:: Data listing

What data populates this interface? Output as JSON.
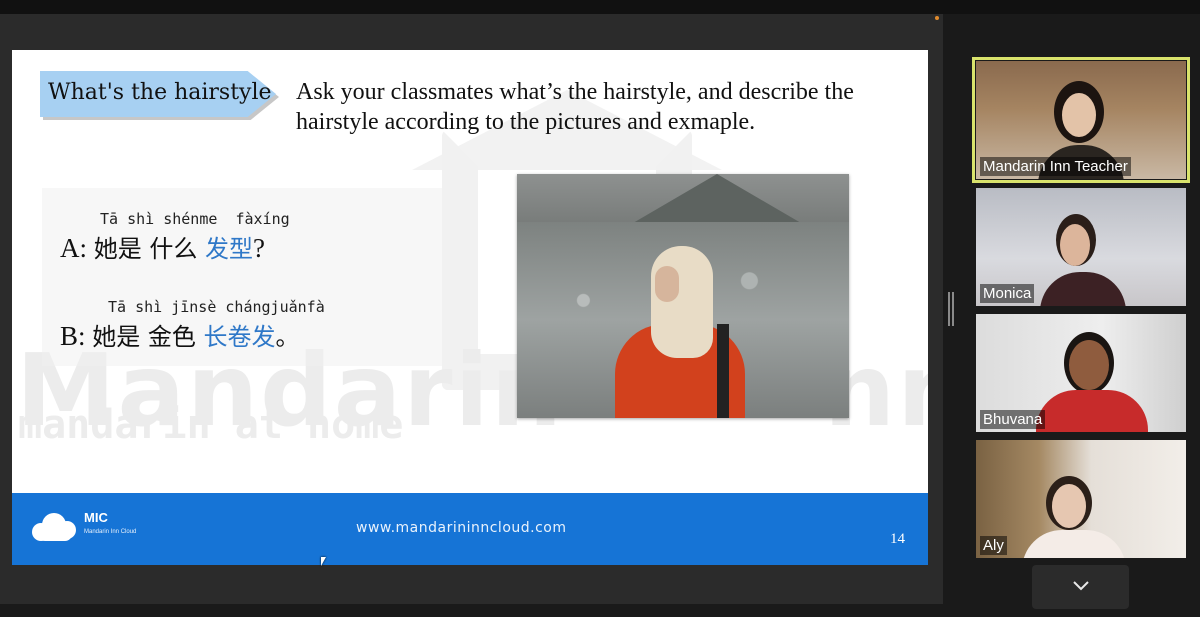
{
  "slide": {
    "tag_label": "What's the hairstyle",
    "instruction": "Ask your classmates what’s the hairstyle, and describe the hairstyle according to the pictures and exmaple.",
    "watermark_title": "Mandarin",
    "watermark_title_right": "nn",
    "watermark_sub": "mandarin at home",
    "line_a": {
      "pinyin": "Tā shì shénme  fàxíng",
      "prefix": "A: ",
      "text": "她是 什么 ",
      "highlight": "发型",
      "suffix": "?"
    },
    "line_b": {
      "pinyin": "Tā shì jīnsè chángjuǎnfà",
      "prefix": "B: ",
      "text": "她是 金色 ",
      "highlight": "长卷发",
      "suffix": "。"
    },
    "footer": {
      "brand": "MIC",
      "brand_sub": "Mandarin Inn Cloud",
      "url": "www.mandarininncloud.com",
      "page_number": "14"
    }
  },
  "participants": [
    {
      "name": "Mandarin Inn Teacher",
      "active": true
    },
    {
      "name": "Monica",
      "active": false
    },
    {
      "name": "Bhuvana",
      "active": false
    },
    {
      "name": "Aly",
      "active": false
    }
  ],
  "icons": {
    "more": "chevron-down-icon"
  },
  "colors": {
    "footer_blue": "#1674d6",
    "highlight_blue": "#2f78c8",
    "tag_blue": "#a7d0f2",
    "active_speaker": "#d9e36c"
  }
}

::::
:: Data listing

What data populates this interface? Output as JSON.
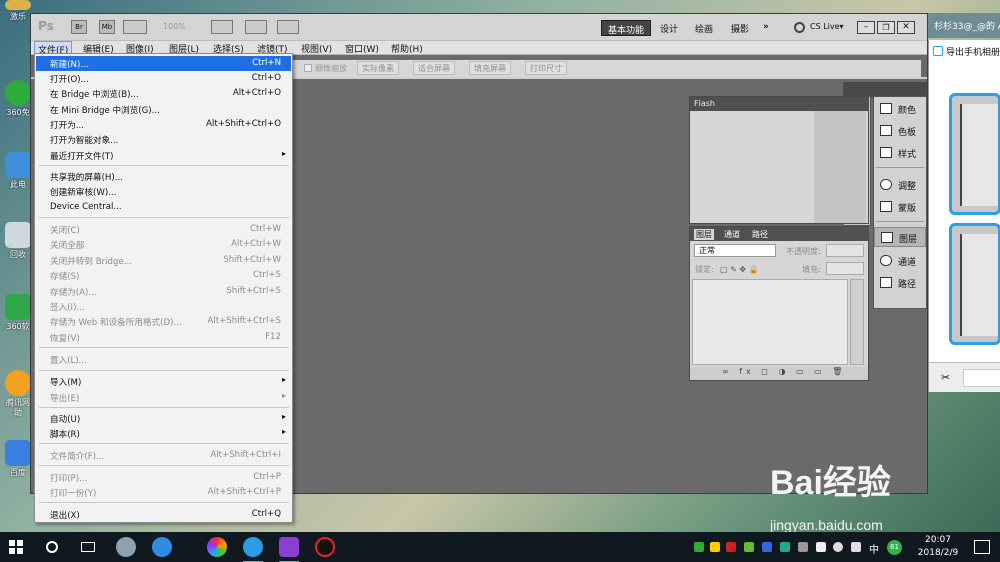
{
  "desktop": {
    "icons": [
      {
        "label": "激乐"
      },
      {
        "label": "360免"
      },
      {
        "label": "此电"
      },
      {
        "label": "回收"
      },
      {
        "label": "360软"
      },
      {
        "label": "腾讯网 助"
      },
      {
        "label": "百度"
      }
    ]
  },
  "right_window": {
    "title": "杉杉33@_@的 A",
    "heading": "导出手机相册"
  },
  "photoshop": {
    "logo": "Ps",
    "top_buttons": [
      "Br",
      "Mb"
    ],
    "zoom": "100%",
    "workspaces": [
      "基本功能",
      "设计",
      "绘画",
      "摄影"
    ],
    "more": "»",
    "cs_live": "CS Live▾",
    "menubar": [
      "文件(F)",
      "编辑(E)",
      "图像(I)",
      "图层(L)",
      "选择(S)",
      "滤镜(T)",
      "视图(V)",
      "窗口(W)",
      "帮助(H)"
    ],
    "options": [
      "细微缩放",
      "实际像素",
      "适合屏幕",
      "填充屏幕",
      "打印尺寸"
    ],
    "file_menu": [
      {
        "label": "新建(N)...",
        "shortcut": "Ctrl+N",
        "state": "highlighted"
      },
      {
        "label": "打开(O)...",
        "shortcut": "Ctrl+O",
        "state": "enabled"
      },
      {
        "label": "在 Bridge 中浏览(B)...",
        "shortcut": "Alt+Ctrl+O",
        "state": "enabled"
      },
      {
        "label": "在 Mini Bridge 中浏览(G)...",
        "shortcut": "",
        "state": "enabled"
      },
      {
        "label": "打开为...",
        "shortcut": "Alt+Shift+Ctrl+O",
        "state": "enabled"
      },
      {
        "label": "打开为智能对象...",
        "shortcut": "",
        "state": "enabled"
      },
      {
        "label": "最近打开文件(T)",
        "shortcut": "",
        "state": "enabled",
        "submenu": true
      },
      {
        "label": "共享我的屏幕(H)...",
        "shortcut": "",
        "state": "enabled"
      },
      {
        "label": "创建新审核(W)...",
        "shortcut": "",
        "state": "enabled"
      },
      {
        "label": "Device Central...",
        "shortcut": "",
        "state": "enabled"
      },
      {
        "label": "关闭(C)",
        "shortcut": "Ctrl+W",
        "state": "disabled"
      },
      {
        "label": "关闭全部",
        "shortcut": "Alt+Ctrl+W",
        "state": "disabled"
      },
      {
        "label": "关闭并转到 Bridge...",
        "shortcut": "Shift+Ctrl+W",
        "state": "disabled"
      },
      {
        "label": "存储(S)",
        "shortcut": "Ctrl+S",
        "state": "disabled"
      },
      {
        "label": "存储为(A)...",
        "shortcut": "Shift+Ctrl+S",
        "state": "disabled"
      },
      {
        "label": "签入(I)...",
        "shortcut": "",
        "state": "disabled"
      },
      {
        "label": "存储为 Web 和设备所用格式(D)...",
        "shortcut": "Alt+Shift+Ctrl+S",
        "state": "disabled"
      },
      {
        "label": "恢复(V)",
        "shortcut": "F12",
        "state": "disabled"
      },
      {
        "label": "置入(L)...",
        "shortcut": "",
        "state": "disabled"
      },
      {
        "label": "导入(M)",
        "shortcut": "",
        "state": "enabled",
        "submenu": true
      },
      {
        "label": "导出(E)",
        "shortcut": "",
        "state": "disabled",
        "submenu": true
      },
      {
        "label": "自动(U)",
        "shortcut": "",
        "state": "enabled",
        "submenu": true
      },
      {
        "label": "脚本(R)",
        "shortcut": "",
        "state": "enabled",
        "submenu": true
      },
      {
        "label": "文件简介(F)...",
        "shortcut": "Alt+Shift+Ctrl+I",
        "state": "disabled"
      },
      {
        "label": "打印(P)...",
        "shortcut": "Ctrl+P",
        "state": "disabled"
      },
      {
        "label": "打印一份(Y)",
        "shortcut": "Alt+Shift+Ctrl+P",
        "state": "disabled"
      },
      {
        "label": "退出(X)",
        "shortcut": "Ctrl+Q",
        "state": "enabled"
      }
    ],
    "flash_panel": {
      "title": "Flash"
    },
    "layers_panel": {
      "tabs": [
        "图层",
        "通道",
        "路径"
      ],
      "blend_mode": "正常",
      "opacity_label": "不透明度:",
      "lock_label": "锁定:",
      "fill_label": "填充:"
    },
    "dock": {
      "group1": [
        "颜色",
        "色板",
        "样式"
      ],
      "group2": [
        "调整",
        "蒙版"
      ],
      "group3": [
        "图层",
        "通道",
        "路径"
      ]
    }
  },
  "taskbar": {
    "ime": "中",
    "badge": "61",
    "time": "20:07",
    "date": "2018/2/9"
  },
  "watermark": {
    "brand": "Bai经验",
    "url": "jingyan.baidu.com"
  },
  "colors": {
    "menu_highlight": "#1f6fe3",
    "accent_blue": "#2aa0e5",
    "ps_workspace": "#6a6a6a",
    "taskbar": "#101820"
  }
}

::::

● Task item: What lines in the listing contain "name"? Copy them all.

● Expected output:
      "name": "Mandarin Inn Teacher",
      "name": "Monica",
      "name": "Bhuvana",
      "name": "Aly",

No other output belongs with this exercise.